Lord Freud has expressed scepticism about the CAB report. Our consideration of the evidence suggests that he is wrong. But where there is doubt, and where the lives of thousands of vulnerable people are concerned, the only responsible course of action is surely to take the time needed to assess the evidence-base properly.

Here are three responses to a summary of the Citizens Advice report on Work Capability Assessment in the Guardian newspaper, which illustrate painfully the ongoing problems.

* "I do not believe the system has improved. Two years ago Atos scored me at zero; nearly 11 months later the tribunal, after completing only half of the questions, had scored me at 24. My complaints about the blatant errors in the assessment report were ignored by DWP [Department of Work and Pensions] and Atos [their contractor]. A few months ago I started receiving requests for me to complete anther form, and attend another assessment. By this time I was retired from work, on a private pension, and had not been eligible for ESA for over a year but in spite of several calls to DWP, the letters kept coming. In the end I attended the appointment, because Atos were sending threatening letters. I have no idea what I scored this time, as that was the last I heard from them. DWP haven't replied to me complaints about this. (Although I assume that Atos were paid for pestering me and conducting an assessment on someone who wasn't claiming any benefits?)

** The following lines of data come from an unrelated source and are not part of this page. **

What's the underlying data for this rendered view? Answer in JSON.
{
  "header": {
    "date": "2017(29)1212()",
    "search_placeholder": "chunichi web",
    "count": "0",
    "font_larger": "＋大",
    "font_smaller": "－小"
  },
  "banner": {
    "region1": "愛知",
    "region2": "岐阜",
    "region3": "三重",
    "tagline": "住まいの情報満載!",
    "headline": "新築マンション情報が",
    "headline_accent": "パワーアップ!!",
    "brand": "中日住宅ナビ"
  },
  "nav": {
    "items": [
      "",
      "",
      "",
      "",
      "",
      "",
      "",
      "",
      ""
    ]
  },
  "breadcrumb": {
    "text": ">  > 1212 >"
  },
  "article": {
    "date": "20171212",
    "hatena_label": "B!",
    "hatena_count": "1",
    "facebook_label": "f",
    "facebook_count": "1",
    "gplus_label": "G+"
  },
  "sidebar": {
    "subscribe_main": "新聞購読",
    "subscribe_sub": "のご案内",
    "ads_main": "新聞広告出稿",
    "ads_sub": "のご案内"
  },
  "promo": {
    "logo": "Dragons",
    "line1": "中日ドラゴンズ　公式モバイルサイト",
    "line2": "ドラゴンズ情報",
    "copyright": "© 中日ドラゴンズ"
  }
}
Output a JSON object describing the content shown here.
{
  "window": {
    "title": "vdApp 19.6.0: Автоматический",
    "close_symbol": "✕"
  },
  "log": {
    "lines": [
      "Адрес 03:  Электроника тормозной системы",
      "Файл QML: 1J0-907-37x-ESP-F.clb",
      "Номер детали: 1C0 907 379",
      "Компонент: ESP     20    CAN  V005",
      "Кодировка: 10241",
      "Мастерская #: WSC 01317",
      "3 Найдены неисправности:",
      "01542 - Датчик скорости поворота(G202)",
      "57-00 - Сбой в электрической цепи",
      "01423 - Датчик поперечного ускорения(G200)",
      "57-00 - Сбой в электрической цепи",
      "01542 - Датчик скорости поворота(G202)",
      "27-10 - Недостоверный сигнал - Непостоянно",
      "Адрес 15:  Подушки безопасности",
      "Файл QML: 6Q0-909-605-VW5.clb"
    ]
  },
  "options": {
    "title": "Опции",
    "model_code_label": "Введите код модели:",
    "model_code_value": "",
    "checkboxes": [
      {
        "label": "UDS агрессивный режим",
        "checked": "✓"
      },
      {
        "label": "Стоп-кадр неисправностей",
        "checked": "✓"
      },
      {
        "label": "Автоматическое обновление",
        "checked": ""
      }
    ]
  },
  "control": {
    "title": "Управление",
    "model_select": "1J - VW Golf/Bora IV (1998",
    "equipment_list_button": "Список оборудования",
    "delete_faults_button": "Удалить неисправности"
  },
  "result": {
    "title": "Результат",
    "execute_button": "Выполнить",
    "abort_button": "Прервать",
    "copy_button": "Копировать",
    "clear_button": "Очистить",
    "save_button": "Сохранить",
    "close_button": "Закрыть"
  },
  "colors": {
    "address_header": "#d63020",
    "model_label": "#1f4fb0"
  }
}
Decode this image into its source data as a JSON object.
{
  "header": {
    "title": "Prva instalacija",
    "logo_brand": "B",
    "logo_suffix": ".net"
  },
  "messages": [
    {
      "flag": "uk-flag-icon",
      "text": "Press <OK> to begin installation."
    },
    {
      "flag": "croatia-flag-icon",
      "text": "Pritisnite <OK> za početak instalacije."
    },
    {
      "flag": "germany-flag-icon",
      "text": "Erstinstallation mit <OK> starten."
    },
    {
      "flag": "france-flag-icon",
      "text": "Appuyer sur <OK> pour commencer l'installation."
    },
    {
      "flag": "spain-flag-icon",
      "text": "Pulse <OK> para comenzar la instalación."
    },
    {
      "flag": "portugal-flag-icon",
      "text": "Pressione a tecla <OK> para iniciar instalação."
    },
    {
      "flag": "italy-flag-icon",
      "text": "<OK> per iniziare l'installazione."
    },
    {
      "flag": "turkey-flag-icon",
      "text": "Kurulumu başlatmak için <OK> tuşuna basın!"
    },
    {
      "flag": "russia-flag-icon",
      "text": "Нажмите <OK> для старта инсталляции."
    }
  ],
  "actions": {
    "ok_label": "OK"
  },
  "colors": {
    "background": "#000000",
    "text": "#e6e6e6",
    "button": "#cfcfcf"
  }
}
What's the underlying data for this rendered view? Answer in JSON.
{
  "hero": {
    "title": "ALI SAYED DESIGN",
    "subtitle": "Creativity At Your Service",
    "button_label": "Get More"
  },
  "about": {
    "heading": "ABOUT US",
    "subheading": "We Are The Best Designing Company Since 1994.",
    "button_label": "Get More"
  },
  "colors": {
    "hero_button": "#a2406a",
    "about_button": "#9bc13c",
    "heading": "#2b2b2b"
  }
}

* Cheryl Hunter: "I took a Dictaphone with me to a friend's assessment as I had heard of the injustices that were taking place. The interviewer would not allow me to use it and refused to carry on with the interview if I did not switch it off (what do they have to hide?). So I wrote notes instead and true to form the resulting report did not match up with the questions that were answered by the claimant. I.e. 'Do you enjoy watching films?' culminated in ' Mr ... watches TV throughout the day' !!! Am I correct in my understanding that ATOS assessors get paid a bonus for each claimant that they can move onto ESA or JSA? Ahem...".

* "I had a full blown panic attack in front of an Atos assessor and was so distressed that the receptionist refused to let me travel home alone and called me a cab. I got zero points for mental health and was passed 'fit for work'."

The government says WCA is "improving". But critics, ourselves included, believe that it is demonstrably not fit for purpose.

You can read the Citizens Advice ESA/WCA evidence to the government, entitled 'Not Working', in full here (*.PDF Adobe Acrobat file):


© Simon Barrow is co-director of Ekklesia. He has been leading our collaboration with the authors of the the Spartacus Report. See:

Although the views expressed in this article do not necessarily represent the views of Ekklesia, the article may reflect Ekklesia's values. If you use Ekklesia's news briefings please consider making a donation to sponsor Ekklesia's work here.